REQUIRED ACTION | Leave the images out and repeat the data exactly as given.

Web page and app entries:
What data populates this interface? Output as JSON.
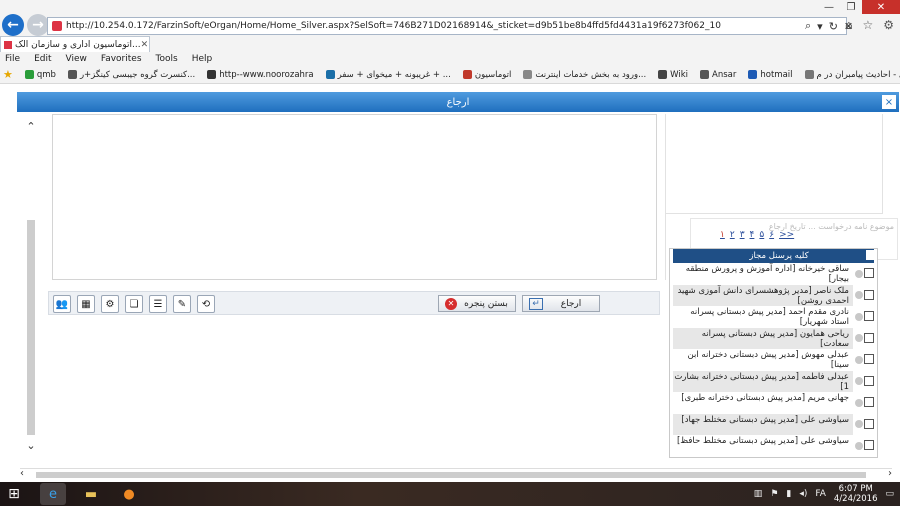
{
  "browser": {
    "url": "http://10.254.0.172/FarzinSoft/eOrgan/Home/Home_Silver.aspx?SelSoft=746B271D02168914&_sticket=d9b51be8b4ffd5fd4431a19f6273f062_10",
    "tab_title": "اتوماسیون اداری و سازمان الک...",
    "menu": [
      "File",
      "Edit",
      "View",
      "Favorites",
      "Tools",
      "Help"
    ],
    "favorites": [
      {
        "label": "qmb",
        "color": "#2a9d3a"
      },
      {
        "label": "کنسرت گروه جیبسی کینگز+ر...",
        "color": "#555555"
      },
      {
        "label": "http--www.noorozahra",
        "color": "#333333"
      },
      {
        "label": "غریبونه + میخوای + سفر + ...",
        "color": "#1b6fa8"
      },
      {
        "label": "اتوماسیون",
        "color": "#c0392b"
      },
      {
        "label": "ورود به بخش خدمات اینترنت...",
        "color": "#888888"
      },
      {
        "label": "Wiki",
        "color": "#444444"
      },
      {
        "label": "Ansar",
        "color": "#555555"
      },
      {
        "label": "hotmail",
        "color": "#1e5bb5"
      },
      {
        "label": "فاضل - احادیث پیامبران در م...",
        "color": "#777777"
      }
    ]
  },
  "dialog": {
    "title": "ارجاع",
    "close_glyph": "×",
    "buttons": {
      "close_window": "بستن پنجره",
      "refer": "ارجاع"
    },
    "pager": [
      "<<",
      "۶",
      "۵",
      "۴",
      "۳",
      "۲",
      "۱"
    ],
    "ghost_text": "موضوع نامه درخواست ... تاریخ ارجاع"
  },
  "personnel": {
    "header": "کلیه پرسنل مجاز",
    "rows": [
      "ساقی خیرخانه [اداره آموزش و پرورش منطقه بیجار]",
      "ملک ناصر [مدیر پژوهشسرای دانش آموزی شهید احمدی روشن]",
      "نادری مقدم احمد [مدیر پیش دبستانی پسرانه استاد شهریار]",
      "ریاحی همایون [مدیر پیش دبستانی پسرانه سعادت]",
      "عبدلی مهوش [مدیر پیش دبستانی دخترانه ابن سینا]",
      "عبدلی فاطمه [مدیر پیش دبستانی دخترانه بشارت 1]",
      "جهانی مریم [مدیر پیش دبستانی دخترانه طبری]",
      "سیاوشی علی [مدیر پیش دبستانی مختلط جهاد]",
      "سیاوشی علی [مدیر پیش دبستانی مختلط حافظ]"
    ]
  },
  "taskbar": {
    "lang": "FA",
    "time": "6:07 PM",
    "date": "4/24/2016"
  }
}
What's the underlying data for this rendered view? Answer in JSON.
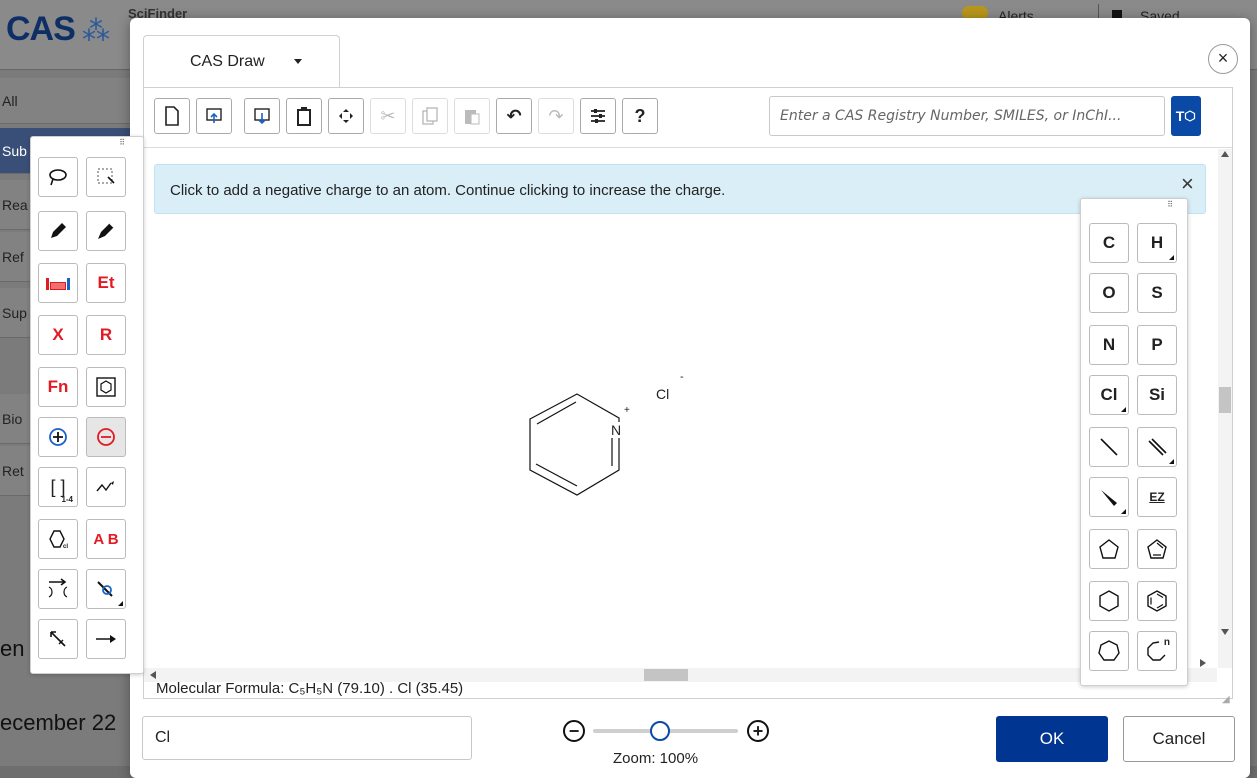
{
  "background": {
    "logo": "CAS",
    "app_name": "SciFinder",
    "alerts_label": "Alerts",
    "saved_label": "Saved",
    "side_items": [
      "All",
      "Sub",
      "Rea",
      "Ref",
      "Sup",
      "Bio",
      "Ret"
    ],
    "section_heading": "en",
    "date_text": "ecember 22"
  },
  "dialog": {
    "tab_label": "CAS Draw",
    "close_label": "×",
    "toolbar": {
      "help_label": "?",
      "search_placeholder": "Enter a CAS Registry Number, SMILES, or InChI...",
      "search_button_label": "T"
    },
    "info_message": "Click to add a negative charge to an atom. Continue clicking to increase the charge.",
    "info_close_label": "×",
    "molecule": {
      "atom_n": "N",
      "charge_plus": "+",
      "atom_cl": "Cl",
      "charge_minus": "-"
    },
    "formula_label": "Molecular Formula: C₅H₅N (79.10) . Cl (35.45)",
    "left_palette": [
      {
        "label": "",
        "icon": "lasso-icon"
      },
      {
        "label": "",
        "icon": "marquee-select-icon"
      },
      {
        "label": "",
        "icon": "pencil-icon"
      },
      {
        "label": "",
        "icon": "eraser-icon"
      },
      {
        "label": "",
        "icon": "periodic-table-icon"
      },
      {
        "label": "Et",
        "icon": "shortcut-icon"
      },
      {
        "label": "X",
        "icon": "x-variable-icon"
      },
      {
        "label": "R",
        "icon": "r-group-icon"
      },
      {
        "label": "Fn",
        "icon": "function-group-icon"
      },
      {
        "label": "",
        "icon": "ring-template-icon"
      },
      {
        "label": "",
        "icon": "positive-charge-icon"
      },
      {
        "label": "",
        "icon": "negative-charge-icon"
      },
      {
        "label": "1-4",
        "icon": "repeating-group-icon"
      },
      {
        "label": "",
        "icon": "chain-icon"
      },
      {
        "label": "",
        "icon": "ring-attach-icon"
      },
      {
        "label": "A B",
        "icon": "reaction-arrow-ab-icon"
      },
      {
        "label": "",
        "icon": "atom-mapping-icon"
      },
      {
        "label": "",
        "icon": "bond-lock-icon"
      },
      {
        "label": "",
        "icon": "cleave-bond-icon"
      },
      {
        "label": "",
        "icon": "reaction-arrow-icon"
      }
    ],
    "right_palette": [
      {
        "label": "C"
      },
      {
        "label": "H"
      },
      {
        "label": "O"
      },
      {
        "label": "S"
      },
      {
        "label": "N"
      },
      {
        "label": "P"
      },
      {
        "label": "Cl"
      },
      {
        "label": "Si"
      },
      {
        "label": "",
        "icon": "single-bond-icon"
      },
      {
        "label": "",
        "icon": "double-bond-icon"
      },
      {
        "label": "",
        "icon": "wedge-bond-icon"
      },
      {
        "label": "EZ",
        "icon": "ez-bond-icon"
      },
      {
        "label": "",
        "icon": "cyclopentane-icon"
      },
      {
        "label": "",
        "icon": "cyclopentadiene-icon"
      },
      {
        "label": "",
        "icon": "cyclohexane-icon"
      },
      {
        "label": "",
        "icon": "benzene-icon"
      },
      {
        "label": "",
        "icon": "cycloheptane-icon"
      },
      {
        "label": "n",
        "icon": "ring-size-n-icon"
      }
    ],
    "name_input_value": "Cl",
    "zoom_label": "Zoom: 100%",
    "zoom_level_percent": 100,
    "ok_label": "OK",
    "cancel_label": "Cancel"
  },
  "colors": {
    "primary_blue": "#003591",
    "accent_red": "#e21a22",
    "info_bar": "#d9eef7"
  }
}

THE COMPLETED TASK |
What data populates this interface? Output as JSON.
{
  "browser": {
    "url": "http://10.254.0.172/FarzinSoft/eOrgan/Home/Home_Silver.aspx?SelSoft=746B271D02168914&_sticket=d9b51be8b4ffd5fd4431a19f6273f062_10",
    "tab_title": "اتوماسیون اداری و سازمان الک...",
    "menu": [
      "File",
      "Edit",
      "View",
      "Favorites",
      "Tools",
      "Help"
    ],
    "favorites": [
      {
        "label": "qmb",
        "color": "#2a9d3a"
      },
      {
        "label": "کنسرت گروه جیبسی کینگز+ر...",
        "color": "#555555"
      },
      {
        "label": "http--www.noorozahra",
        "color": "#333333"
      },
      {
        "label": "غریبونه + میخوای + سفر + ...",
        "color": "#1b6fa8"
      },
      {
        "label": "اتوماسیون",
        "color": "#c0392b"
      },
      {
        "label": "ورود به بخش خدمات اینترنت...",
        "color": "#888888"
      },
      {
        "label": "Wiki",
        "color": "#444444"
      },
      {
        "label": "Ansar",
        "color": "#555555"
      },
      {
        "label": "hotmail",
        "color": "#1e5bb5"
      },
      {
        "label": "فاضل - احادیث پیامبران در م...",
        "color": "#777777"
      }
    ]
  },
  "dialog": {
    "title": "ارجاع",
    "close_glyph": "×",
    "buttons": {
      "close_window": "بستن پنجره",
      "refer": "ارجاع"
    },
    "pager": [
      "<<",
      "۶",
      "۵",
      "۴",
      "۳",
      "۲",
      "۱"
    ],
    "ghost_text": "موضوع نامه درخواست ... تاریخ ارجاع"
  },
  "personnel": {
    "header": "کلیه پرسنل مجاز",
    "rows": [
      "ساقی خیرخانه [اداره آموزش و پرورش منطقه بیجار]",
      "ملک ناصر [مدیر پژوهشسرای دانش آموزی شهید احمدی روشن]",
      "نادری مقدم احمد [مدیر پیش دبستانی پسرانه استاد شهریار]",
      "ریاحی همایون [مدیر پیش دبستانی پسرانه سعادت]",
      "عبدلی مهوش [مدیر پیش دبستانی دخترانه ابن سینا]",
      "عبدلی فاطمه [مدیر پیش دبستانی دخترانه بشارت 1]",
      "جهانی مریم [مدیر پیش دبستانی دخترانه طبری]",
      "سیاوشی علی [مدیر پیش دبستانی مختلط جهاد]",
      "سیاوشی علی [مدیر پیش دبستانی مختلط حافظ]"
    ]
  },
  "taskbar": {
    "lang": "FA",
    "time": "6:07 PM",
    "date": "4/24/2016"
  }
}
What's the underlying data for this rendered view? Answer in JSON.
{
  "background": {
    "logo": "CAS",
    "app_name": "SciFinder",
    "alerts_label": "Alerts",
    "saved_label": "Saved",
    "side_items": [
      "All",
      "Sub",
      "Rea",
      "Ref",
      "Sup",
      "Bio",
      "Ret"
    ],
    "section_heading": "en",
    "date_text": "ecember 22"
  },
  "dialog": {
    "tab_label": "CAS Draw",
    "close_label": "×",
    "toolbar": {
      "help_label": "?",
      "search_placeholder": "Enter a CAS Registry Number, SMILES, or InChI...",
      "search_button_label": "T"
    },
    "info_message": "Click to add a negative charge to an atom. Continue clicking to increase the charge.",
    "info_close_label": "×",
    "molecule": {
      "atom_n": "N",
      "charge_plus": "+",
      "atom_cl": "Cl",
      "charge_minus": "-"
    },
    "formula_label": "Molecular Formula: C₅H₅N (79.10) . Cl (35.45)",
    "left_palette": [
      {
        "label": "",
        "icon": "lasso-icon"
      },
      {
        "label": "",
        "icon": "marquee-select-icon"
      },
      {
        "label": "",
        "icon": "pencil-icon"
      },
      {
        "label": "",
        "icon": "eraser-icon"
      },
      {
        "label": "",
        "icon": "periodic-table-icon"
      },
      {
        "label": "Et",
        "icon": "shortcut-icon"
      },
      {
        "label": "X",
        "icon": "x-variable-icon"
      },
      {
        "label": "R",
        "icon": "r-group-icon"
      },
      {
        "label": "Fn",
        "icon": "function-group-icon"
      },
      {
        "label": "",
        "icon": "ring-template-icon"
      },
      {
        "label": "",
        "icon": "positive-charge-icon"
      },
      {
        "label": "",
        "icon": "negative-charge-icon"
      },
      {
        "label": "1-4",
        "icon": "repeating-group-icon"
      },
      {
        "label": "",
        "icon": "chain-icon"
      },
      {
        "label": "",
        "icon": "ring-attach-icon"
      },
      {
        "label": "A B",
        "icon": "reaction-arrow-ab-icon"
      },
      {
        "label": "",
        "icon": "atom-mapping-icon"
      },
      {
        "label": "",
        "icon": "bond-lock-icon"
      },
      {
        "label": "",
        "icon": "cleave-bond-icon"
      },
      {
        "label": "",
        "icon": "reaction-arrow-icon"
      }
    ],
    "right_palette": [
      {
        "label": "C"
      },
      {
        "label": "H"
      },
      {
        "label": "O"
      },
      {
        "label": "S"
      },
      {
        "label": "N"
      },
      {
        "label": "P"
      },
      {
        "label": "Cl"
      },
      {
        "label": "Si"
      },
      {
        "label": "",
        "icon": "single-bond-icon"
      },
      {
        "label": "",
        "icon": "double-bond-icon"
      },
      {
        "label": "",
        "icon": "wedge-bond-icon"
      },
      {
        "label": "EZ",
        "icon": "ez-bond-icon"
      },
      {
        "label": "",
        "icon": "cyclopentane-icon"
      },
      {
        "label": "",
        "icon": "cyclopentadiene-icon"
      },
      {
        "label": "",
        "icon": "cyclohexane-icon"
      },
      {
        "label": "",
        "icon": "benzene-icon"
      },
      {
        "label": "",
        "icon": "cycloheptane-icon"
      },
      {
        "label": "n",
        "icon": "ring-size-n-icon"
      }
    ],
    "name_input_value": "Cl",
    "zoom_label": "Zoom: 100%",
    "zoom_level_percent": 100,
    "ok_label": "OK",
    "cancel_label": "Cancel"
  },
  "colors": {
    "primary_blue": "#003591",
    "accent_red": "#e21a22",
    "info_bar": "#d9eef7"
  }
}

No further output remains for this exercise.